Instructions for the task —
Your answer should consist of the lines below that hold the word "kind".

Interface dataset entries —
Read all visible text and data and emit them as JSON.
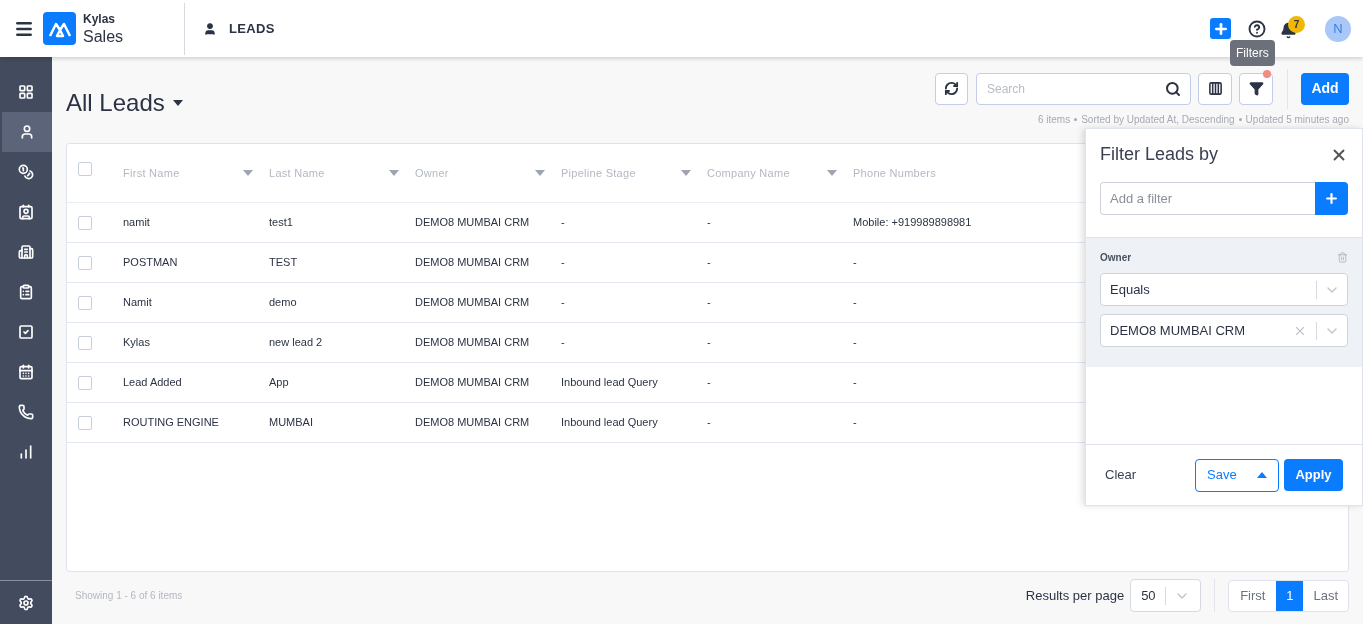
{
  "header": {
    "brand_top": "Kylas",
    "brand_bottom": "Sales",
    "module": "LEADS",
    "notification_count": "7",
    "avatar": "N"
  },
  "sidebar": {
    "items": [
      {
        "kind": "dashboard",
        "selected": false
      },
      {
        "kind": "user",
        "selected": true
      },
      {
        "kind": "money",
        "selected": false
      },
      {
        "kind": "contact",
        "selected": false
      },
      {
        "kind": "building",
        "selected": false
      },
      {
        "kind": "clipboard",
        "selected": false
      },
      {
        "kind": "task",
        "selected": false
      },
      {
        "kind": "calendar",
        "selected": false
      },
      {
        "kind": "phone",
        "selected": false
      },
      {
        "kind": "chart",
        "selected": false
      }
    ]
  },
  "page": {
    "title": "All Leads",
    "search_placeholder": "Search",
    "tooltip": "Filters",
    "filter_active": true,
    "add_button": "Add",
    "meta": [
      "6 items",
      "Sorted by Updated At, Descending",
      "Updated 5 minutes ago"
    ]
  },
  "table": {
    "select_all_checked": false,
    "columns": [
      {
        "label": "First Name",
        "sortable": true
      },
      {
        "label": "Last Name",
        "sortable": true
      },
      {
        "label": "Owner",
        "sortable": true
      },
      {
        "label": "Pipeline Stage",
        "sortable": true
      },
      {
        "label": "Company Name",
        "sortable": true
      },
      {
        "label": "Phone Numbers",
        "sortable": false
      }
    ],
    "rows": [
      {
        "checked": false,
        "cells": [
          "namit",
          "test1",
          "DEMO8 MUMBAI CRM",
          "-",
          "-",
          "Mobile: +919989898981"
        ]
      },
      {
        "checked": false,
        "cells": [
          "POSTMAN",
          "TEST",
          "DEMO8 MUMBAI CRM",
          "-",
          "-",
          "-"
        ]
      },
      {
        "checked": false,
        "cells": [
          "Namit",
          "demo",
          "DEMO8 MUMBAI CRM",
          "-",
          "-",
          "-"
        ]
      },
      {
        "checked": false,
        "cells": [
          "Kylas",
          "new lead 2",
          "DEMO8 MUMBAI CRM",
          "-",
          "-",
          "-"
        ]
      },
      {
        "checked": false,
        "cells": [
          "Lead Added",
          "App",
          "DEMO8 MUMBAI CRM",
          "Inbound lead Query",
          "-",
          "-"
        ]
      },
      {
        "checked": false,
        "cells": [
          "ROUTING ENGINE",
          "MUMBAI",
          "DEMO8 MUMBAI CRM",
          "Inbound lead Query",
          "-",
          "-"
        ]
      }
    ]
  },
  "filter_panel": {
    "title": "Filter Leads by",
    "add_placeholder": "Add a filter",
    "field": "Owner",
    "operator": "Equals",
    "value": "DEMO8 MUMBAI CRM",
    "clear": "Clear",
    "save": "Save",
    "apply": "Apply"
  },
  "footer": {
    "showing": "Showing 1 - 6 of 6 items",
    "per_page_label": "Results per page",
    "per_page": "50",
    "first": "First",
    "pages": [
      {
        "label": "1",
        "selected": true
      }
    ],
    "last": "Last"
  }
}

The completed task —
        "kind": "dashboard",
        "kind": "user",
        "kind": "money",
        "kind": "contact",
        "kind": "building",
        "kind": "clipboard",
        "kind": "task",
        "kind": "calendar",
        "kind": "phone",
        "kind": "chart",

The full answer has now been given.